Beta versions exist to allow you to make experimental changes in your managed package. These changes get "baked in" to the package, in an irreversible way**, when you include them in a managed release (for 2GP, when you promote a beta that includes the changes).
**: with 2GP you can create "branches" of your package, and those different branches may contain entirely different changes. Of course it is not possible to upgrade an installed version from one branch with a version on a different branch, so effectively resulting in much the same behaviour as per 1GP beta releases.
Installed betas cannot be upgraded because the changes in them may not be included in any other version. This also applies to cross-branch scenarios, as above.
However, for testing purposes, it is best to use betas since you may discover significant design issues that require a change that cannot be done in a compatible manner.
Such beta testing works best if you step away from the concept of fixed orgs for staging/testing and adopt scratch orgs. As with scratch org based best practice development, you create a scratch org for each version you want to test with. Unlike dev scratch orgs, it is necessary to use an unnamespaced scratch org so as to mimic a subscriber org.
Since you use a scratch org (with org shape and/or scripting to help you finalise org configuration, including data setup), you never need to upgrade a beta - you simply create a new scratch org with the alternative version.
The key is then that you only promote versions that have been tested and that would go towards production.
Patch versions can be treated identically, using betas initially and subsequently promoting the fix version.
NB: Patching 2GPs requires the package to have passed security review, since Salesforce Support will only enable this capability once it has been through that review process.
Here's an outline of how we work with package development:
- We use namespaced scratch orgs on a per-developer, per-task basis. These scratch orgs are created to last at most the length of the development sprint. We do this to:
- Allow us to deploy/push the metadata from the task's related git branch quickly and easily.

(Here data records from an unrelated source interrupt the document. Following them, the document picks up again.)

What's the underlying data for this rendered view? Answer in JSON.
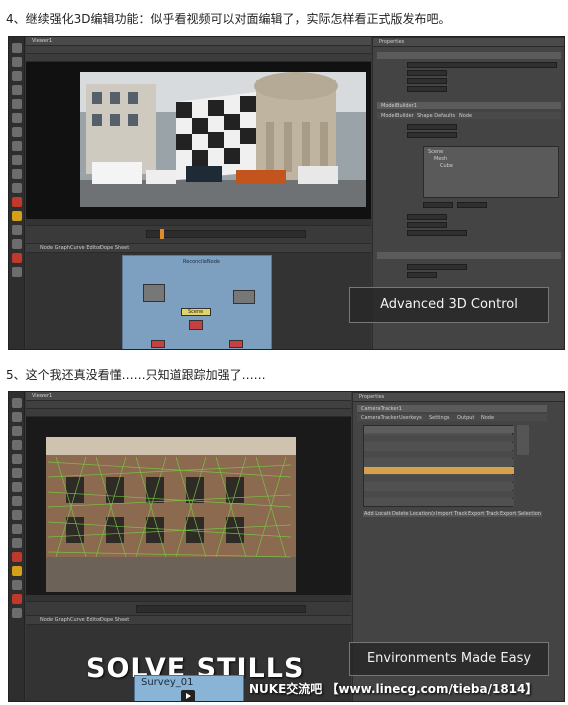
{
  "captions": {
    "first": "4、继续强化3D编辑功能：似乎看视频可以对面编辑了，实际怎样看正式版发布吧。",
    "second": "5、这个我还真没看懂……只知道跟踪加强了……"
  },
  "shot1": {
    "viewer_tab": "Viewer1",
    "properties_tab": "Properties",
    "node_graph_tabs": [
      "Node Graph",
      "Curve Editor",
      "Dope Sheet"
    ],
    "overlay_label": "Advanced 3D Control",
    "node_labels": [
      "ReconcileNode",
      "Scene",
      "Camera",
      "Read1"
    ],
    "properties_title": "ModelBuilder1",
    "properties_tabs": [
      "ModelBuilder",
      "Shape Defaults",
      "Node"
    ],
    "scene_items": [
      "Scene",
      "Mesh",
      "Cube"
    ],
    "colors": {
      "accent": "#e08a2c",
      "toolbar": "#2e2e2e",
      "panel": "#444444"
    }
  },
  "shot2": {
    "viewer_tab": "Viewer1",
    "properties_tab": "Properties",
    "properties_title": "CameraTracker1",
    "properties_tabs": [
      "CameraTracker",
      "Userkeys",
      "Settings",
      "Output",
      "Node"
    ],
    "node_graph_tabs": [
      "Node Graph",
      "Curve Editor",
      "Dope Sheet"
    ],
    "headline": "SOLVE STILLS",
    "overlay_label": "Environments Made Easy",
    "watermark": "NUKE交流吧 【www.linecg.com/tieba/1814】",
    "thumbnail_title": "Survey_01",
    "table_buttons": [
      "Add Location",
      "Delete Location(s)",
      "Import Tracks",
      "Export Tracks",
      "Export Selection"
    ],
    "colors": {
      "track_green": "#7ac943",
      "highlight_row": "#d9a04a",
      "headline": "#ffffff"
    }
  }
}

- Ensure that the scratch org is clean, only including the metadata from the task's related git branch. This avoids cruft being on the org that could affect behaviour and that isn't in the git branch.
- Be compatible with some of the oddities around certain metadata (I'm looking at you, Flow, and you, Aura) that require explicit namespace references without the need to mangle the metadata during deployment.
- We use namespaced scratch orgs for QA for each task. We do this to:
- Ensure the org contains just the metadata from the git branch to be tested.
- Avoid the need to create beta releases of the product for every task. We just deploy/push the metadata.
- We use no-namespace scratch orgs for QA regression testing before release of a new version. Here, we:
- Use beta releases (of the new version or a patch, as relevant) and install these on the org.
- Can ensure that we don't have unexpected behaviour for packaged metadata compared with deployed metadata, in an environment that is closer to a production org in structure and content.
To support this, we created some tooling including:
- Scratch org creation and metadata population, including some "unpackaged metadata" (such as perm sets and some testing/demo configuration).
- Test data import/export plugin for the SF CLI. This allows QA to have specific data for their manual tests.
- JEST UI component testing.
- UTAM UI end-to-end testing.
- Demo data generation for randomized exploratory testing or quick demos.
Only once we have developed and QAed individual tasks do we then create a beta release for regression testing. Only after we pass regression testing do we promote for version release.